### Entries supplied
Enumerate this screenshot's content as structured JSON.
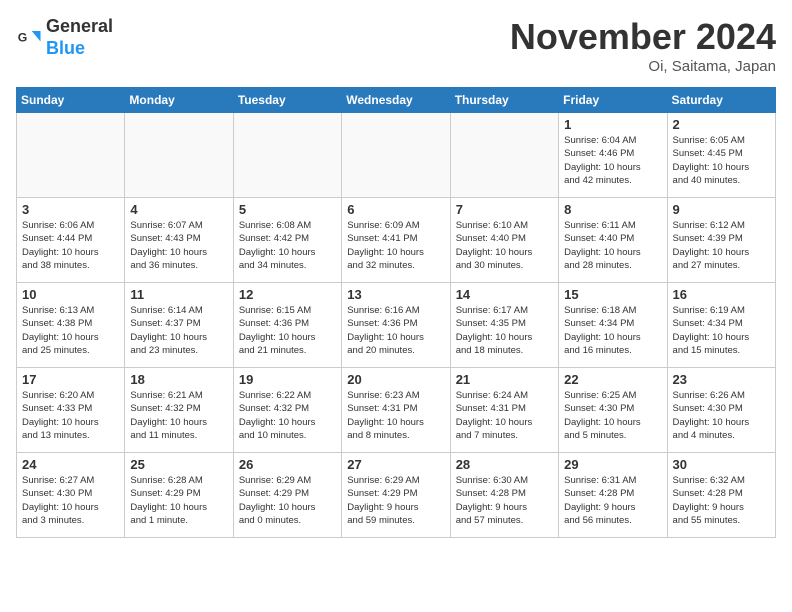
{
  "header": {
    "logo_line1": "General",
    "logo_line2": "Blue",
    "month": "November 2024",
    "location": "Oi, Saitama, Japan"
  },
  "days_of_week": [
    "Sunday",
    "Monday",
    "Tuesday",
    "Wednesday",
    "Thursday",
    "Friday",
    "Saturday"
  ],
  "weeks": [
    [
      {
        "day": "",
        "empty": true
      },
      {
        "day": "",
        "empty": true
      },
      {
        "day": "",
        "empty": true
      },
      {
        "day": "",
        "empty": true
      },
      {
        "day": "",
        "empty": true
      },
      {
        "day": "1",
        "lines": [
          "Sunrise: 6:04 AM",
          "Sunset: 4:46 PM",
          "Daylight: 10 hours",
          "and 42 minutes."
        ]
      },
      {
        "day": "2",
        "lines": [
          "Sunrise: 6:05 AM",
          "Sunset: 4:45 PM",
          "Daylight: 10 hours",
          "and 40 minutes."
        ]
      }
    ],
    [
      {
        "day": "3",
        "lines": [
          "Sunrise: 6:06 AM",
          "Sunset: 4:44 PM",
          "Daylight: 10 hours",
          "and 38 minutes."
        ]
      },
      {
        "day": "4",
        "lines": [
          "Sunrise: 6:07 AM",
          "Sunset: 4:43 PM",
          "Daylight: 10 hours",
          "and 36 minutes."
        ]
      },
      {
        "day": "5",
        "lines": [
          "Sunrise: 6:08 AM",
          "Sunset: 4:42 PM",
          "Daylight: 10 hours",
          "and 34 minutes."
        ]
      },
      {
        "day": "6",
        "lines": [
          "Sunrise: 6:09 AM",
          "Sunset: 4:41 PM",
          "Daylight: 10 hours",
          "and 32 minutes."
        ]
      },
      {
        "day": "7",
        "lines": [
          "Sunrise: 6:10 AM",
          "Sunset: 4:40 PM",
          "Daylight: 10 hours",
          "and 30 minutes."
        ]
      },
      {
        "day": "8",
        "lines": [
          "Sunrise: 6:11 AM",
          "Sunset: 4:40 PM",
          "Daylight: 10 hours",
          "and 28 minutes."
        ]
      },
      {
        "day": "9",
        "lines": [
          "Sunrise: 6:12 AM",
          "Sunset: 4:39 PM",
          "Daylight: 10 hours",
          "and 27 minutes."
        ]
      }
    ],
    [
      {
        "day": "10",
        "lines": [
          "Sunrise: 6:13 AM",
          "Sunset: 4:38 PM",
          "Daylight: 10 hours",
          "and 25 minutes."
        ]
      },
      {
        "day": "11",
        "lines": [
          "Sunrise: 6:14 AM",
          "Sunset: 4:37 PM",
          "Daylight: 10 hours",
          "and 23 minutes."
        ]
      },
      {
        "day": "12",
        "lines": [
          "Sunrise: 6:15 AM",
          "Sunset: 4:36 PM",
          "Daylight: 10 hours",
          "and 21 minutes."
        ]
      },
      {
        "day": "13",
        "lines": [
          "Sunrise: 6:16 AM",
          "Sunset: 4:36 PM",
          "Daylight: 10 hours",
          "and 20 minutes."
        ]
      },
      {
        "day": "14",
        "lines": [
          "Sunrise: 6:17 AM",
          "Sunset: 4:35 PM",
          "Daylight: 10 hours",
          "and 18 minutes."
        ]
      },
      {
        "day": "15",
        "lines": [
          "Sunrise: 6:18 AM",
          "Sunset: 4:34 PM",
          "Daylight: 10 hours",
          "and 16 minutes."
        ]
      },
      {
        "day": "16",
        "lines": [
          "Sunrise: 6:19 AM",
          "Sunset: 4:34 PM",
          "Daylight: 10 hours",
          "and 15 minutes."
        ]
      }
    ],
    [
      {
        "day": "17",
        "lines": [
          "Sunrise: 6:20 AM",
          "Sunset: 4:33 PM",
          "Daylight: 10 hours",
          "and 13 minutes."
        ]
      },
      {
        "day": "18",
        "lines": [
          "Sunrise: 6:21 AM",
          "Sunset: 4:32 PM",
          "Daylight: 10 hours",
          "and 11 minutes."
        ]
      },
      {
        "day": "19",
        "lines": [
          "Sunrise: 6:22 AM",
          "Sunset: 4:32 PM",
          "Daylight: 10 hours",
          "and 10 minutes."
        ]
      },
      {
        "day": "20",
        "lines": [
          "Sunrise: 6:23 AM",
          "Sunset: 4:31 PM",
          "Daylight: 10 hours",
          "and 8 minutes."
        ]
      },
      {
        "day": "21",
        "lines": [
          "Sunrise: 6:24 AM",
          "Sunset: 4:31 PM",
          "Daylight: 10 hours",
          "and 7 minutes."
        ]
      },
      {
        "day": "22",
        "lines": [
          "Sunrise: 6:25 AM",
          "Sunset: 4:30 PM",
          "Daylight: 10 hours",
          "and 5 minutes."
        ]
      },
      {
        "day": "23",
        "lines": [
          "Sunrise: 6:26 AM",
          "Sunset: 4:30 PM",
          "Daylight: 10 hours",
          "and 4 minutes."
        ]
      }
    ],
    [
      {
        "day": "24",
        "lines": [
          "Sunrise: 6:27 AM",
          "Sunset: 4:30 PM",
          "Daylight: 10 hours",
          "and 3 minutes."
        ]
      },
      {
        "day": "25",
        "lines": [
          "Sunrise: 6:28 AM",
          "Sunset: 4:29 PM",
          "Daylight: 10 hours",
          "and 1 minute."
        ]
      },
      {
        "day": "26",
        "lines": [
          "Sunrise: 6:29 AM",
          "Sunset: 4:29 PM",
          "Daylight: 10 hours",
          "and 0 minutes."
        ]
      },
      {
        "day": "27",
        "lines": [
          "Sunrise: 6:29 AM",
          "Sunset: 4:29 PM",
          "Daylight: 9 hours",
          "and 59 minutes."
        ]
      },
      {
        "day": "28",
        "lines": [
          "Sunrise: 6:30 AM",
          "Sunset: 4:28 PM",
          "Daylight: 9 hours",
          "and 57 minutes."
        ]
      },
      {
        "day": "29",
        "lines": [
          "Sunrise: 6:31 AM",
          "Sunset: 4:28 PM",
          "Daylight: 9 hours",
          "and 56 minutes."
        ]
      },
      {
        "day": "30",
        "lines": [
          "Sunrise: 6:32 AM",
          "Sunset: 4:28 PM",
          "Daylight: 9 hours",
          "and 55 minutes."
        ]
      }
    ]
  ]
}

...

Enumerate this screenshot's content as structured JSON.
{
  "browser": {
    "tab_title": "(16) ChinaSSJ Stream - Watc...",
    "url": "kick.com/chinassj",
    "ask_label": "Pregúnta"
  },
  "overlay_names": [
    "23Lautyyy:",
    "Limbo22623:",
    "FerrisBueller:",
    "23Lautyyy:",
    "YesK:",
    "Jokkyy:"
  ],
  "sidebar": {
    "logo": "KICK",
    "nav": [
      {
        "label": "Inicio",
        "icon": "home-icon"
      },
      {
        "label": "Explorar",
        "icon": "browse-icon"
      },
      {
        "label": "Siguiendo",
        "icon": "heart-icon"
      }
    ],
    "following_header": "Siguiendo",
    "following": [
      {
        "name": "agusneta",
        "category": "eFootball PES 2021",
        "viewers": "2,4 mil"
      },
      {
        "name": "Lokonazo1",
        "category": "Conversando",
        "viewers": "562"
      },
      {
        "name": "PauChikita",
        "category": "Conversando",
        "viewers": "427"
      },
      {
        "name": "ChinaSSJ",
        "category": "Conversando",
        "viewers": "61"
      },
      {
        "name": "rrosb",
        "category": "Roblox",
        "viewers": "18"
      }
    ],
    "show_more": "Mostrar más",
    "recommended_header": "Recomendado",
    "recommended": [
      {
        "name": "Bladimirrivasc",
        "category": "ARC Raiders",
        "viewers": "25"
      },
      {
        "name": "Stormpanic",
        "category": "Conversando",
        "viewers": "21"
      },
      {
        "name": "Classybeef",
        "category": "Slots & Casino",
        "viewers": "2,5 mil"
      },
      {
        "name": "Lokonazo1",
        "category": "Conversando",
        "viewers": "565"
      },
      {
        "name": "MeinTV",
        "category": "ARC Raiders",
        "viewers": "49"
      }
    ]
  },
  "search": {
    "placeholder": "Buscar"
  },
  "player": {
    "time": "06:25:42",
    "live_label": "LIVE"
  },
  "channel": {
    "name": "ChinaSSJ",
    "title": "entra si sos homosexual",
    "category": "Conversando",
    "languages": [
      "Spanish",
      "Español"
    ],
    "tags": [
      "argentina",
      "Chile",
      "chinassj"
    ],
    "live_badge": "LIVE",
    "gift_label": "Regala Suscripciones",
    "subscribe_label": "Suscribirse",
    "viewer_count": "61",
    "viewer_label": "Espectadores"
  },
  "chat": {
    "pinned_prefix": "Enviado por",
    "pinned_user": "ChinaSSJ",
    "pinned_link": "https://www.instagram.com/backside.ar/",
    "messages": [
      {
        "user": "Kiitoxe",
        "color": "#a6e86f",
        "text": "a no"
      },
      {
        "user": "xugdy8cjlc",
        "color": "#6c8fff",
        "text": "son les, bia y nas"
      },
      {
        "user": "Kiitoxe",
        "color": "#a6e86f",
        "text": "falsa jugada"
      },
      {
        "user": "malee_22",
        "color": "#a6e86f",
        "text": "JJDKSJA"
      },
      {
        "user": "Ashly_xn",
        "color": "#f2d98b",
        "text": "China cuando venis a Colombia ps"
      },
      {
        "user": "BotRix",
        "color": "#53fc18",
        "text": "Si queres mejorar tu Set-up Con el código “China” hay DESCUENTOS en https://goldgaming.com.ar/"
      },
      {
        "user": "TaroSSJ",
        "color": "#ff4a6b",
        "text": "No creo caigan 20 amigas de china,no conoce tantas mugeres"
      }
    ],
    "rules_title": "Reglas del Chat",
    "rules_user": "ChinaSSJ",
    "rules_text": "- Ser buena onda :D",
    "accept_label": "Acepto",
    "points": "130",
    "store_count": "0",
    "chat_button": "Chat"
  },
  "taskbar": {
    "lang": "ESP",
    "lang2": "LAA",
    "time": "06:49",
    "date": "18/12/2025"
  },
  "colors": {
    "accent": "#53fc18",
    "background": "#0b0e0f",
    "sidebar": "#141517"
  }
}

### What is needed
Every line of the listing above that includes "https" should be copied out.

### Expected output
    "pinned_link": "https://www.instagram.com/backside.ar/",
        "text": "Si queres mejorar tu Set-up Con el código “China” hay DESCUENTOS en https://goldgaming.com.ar/"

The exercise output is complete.